The most basic of turkey recipes.

If you start with a quality bird, this is all you need to do. No brining, flipping or basting. But feel free to fancy it up. Change the herbs in the cavity, add a sage rub to the skin; just keep the basic technique the same and it’ll be a juicy, delicious bird.

Serves: 8-10 (with leftovers)
Prep time: 15 min.
Cook time: 2 hrs. in the oven and 30 minutes resting

Ingredients

12-14 pound fresh turkey
Salt
Pepper
1 lemon, quartered
2 onions peeled and quartered
2 carrots peeled and roughly chopped
3 celery stalks, roughly chopped
1 large bunch parsley (or a combination fresh thyme, sage and parsley)
Olive oil

1. Preheat the oven to 425 degrees.

2. Remove all the innards, saving the neck. Toss everything else, unless you have some special family recipe involving gizzards and livers. Rinse the turkey inside and out and pat dry.
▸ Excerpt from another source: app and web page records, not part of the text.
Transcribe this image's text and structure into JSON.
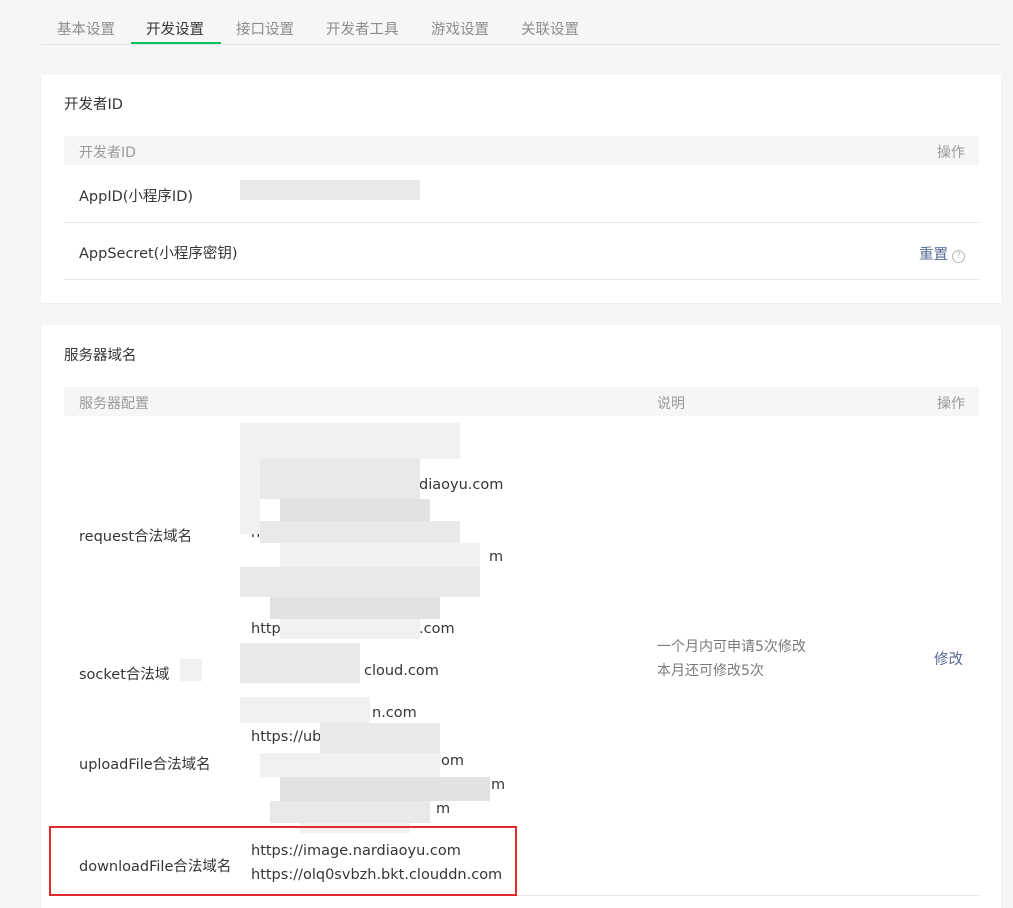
{
  "tabs": [
    {
      "label": "基本设置"
    },
    {
      "label": "开发设置"
    },
    {
      "label": "接口设置"
    },
    {
      "label": "开发者工具"
    },
    {
      "label": "游戏设置"
    },
    {
      "label": "关联设置"
    }
  ],
  "active_tab": "开发设置",
  "developer_id": {
    "title": "开发者ID",
    "header": {
      "col1": "开发者ID",
      "col2": "操作"
    },
    "rows": [
      {
        "label": "AppID(小程序ID)"
      },
      {
        "label": "AppSecret(小程序密钥)",
        "action": "重置"
      }
    ]
  },
  "server_domain": {
    "title": "服务器域名",
    "header": {
      "col1": "服务器配置",
      "col2": "说明",
      "col3": "操作"
    },
    "request": {
      "label": "request合法域名",
      "lines": [
        "diaoyu.com",
        "https:",
        "m",
        "http",
        ".com"
      ]
    },
    "socket": {
      "label": "socket合法域",
      "value": "cloud.com"
    },
    "upload": {
      "label": "uploadFile合法域名",
      "lines": [
        "n.com",
        "https://ubl",
        "om",
        "m",
        "m"
      ]
    },
    "download": {
      "label": "downloadFile合法域名",
      "lines": [
        "https://image.nardiaoyu.com",
        "https://olq0svbzh.bkt.clouddn.com"
      ]
    },
    "note_line1": "一个月内可申请5次修改",
    "note_line2": "本月还可修改5次",
    "action": "修改"
  },
  "colors": {
    "accent": "#07c160",
    "link": "#576b95",
    "highlight": "#e02b2b"
  }
}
3. Place turkey in a sturdy roasting pan on a rack. Salt and pepper the cavity, then squeeze two quarters of the lemon inside. Add the lemon, parsley and one onion to the cavity. Squeeze remaining lemon over the outside of the bird, rub with olive oil and liberally salt and pepper.
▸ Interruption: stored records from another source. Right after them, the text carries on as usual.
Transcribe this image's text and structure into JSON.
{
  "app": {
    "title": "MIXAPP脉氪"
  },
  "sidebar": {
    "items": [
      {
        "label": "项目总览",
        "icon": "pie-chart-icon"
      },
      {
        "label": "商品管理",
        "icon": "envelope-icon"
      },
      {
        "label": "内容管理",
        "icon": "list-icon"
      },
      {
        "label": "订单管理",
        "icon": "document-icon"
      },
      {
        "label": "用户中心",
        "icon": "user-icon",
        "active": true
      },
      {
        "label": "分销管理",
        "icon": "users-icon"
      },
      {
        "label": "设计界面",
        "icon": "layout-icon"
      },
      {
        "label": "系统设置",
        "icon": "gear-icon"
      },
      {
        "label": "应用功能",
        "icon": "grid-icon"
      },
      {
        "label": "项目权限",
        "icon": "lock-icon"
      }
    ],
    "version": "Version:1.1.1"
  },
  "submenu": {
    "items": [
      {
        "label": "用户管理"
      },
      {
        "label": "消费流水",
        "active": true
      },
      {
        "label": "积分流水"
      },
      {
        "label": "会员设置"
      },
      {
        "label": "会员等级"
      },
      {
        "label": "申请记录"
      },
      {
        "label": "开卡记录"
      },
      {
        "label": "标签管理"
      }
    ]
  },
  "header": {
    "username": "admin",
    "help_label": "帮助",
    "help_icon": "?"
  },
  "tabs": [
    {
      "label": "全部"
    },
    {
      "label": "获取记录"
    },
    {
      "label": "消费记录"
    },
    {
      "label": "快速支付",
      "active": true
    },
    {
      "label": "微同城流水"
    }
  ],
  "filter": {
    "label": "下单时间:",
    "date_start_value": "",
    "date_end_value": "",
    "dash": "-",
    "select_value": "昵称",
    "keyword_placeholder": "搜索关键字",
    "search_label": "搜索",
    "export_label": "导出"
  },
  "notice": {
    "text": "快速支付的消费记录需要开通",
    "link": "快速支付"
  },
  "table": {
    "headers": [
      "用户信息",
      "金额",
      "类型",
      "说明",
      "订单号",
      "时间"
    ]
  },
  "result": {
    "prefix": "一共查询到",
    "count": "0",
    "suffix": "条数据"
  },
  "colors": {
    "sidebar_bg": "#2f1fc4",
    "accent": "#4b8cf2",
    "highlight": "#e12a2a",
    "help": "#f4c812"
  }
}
4. Put the turkey neck, carrots, celery and remaining onion around the bird. Add 1 cup of water to the pan (to keep everything moist).

5. Roast uncovered for about 45 minutes. The turkey should be nicely browned. Turn the heat down to 350 degrees and lightly cover the breast with foil. This tent keeps the breast from drying out. Cook for 1 hour and 15 minutes more and then check. The internal temperature of the thigh should be 170 degrees (it will rise to 180 degrees as it rests).

6. Carefully remove turkey from roasting pan and let rest for 30 minutes. Strain the pan drippings and toss the veggies and neck. Use the drippings to make the gravy.

Cook’s notes: This is an unstuffed bird, which equals juicy meat. If you stuff a turkey, you have to cook it at least 30 minutes longer and the breast ends up dry. For families that love their dressing and dark meat, it may be a worthwhile trade off. But if you’re a white meat lover, make the dressing separately.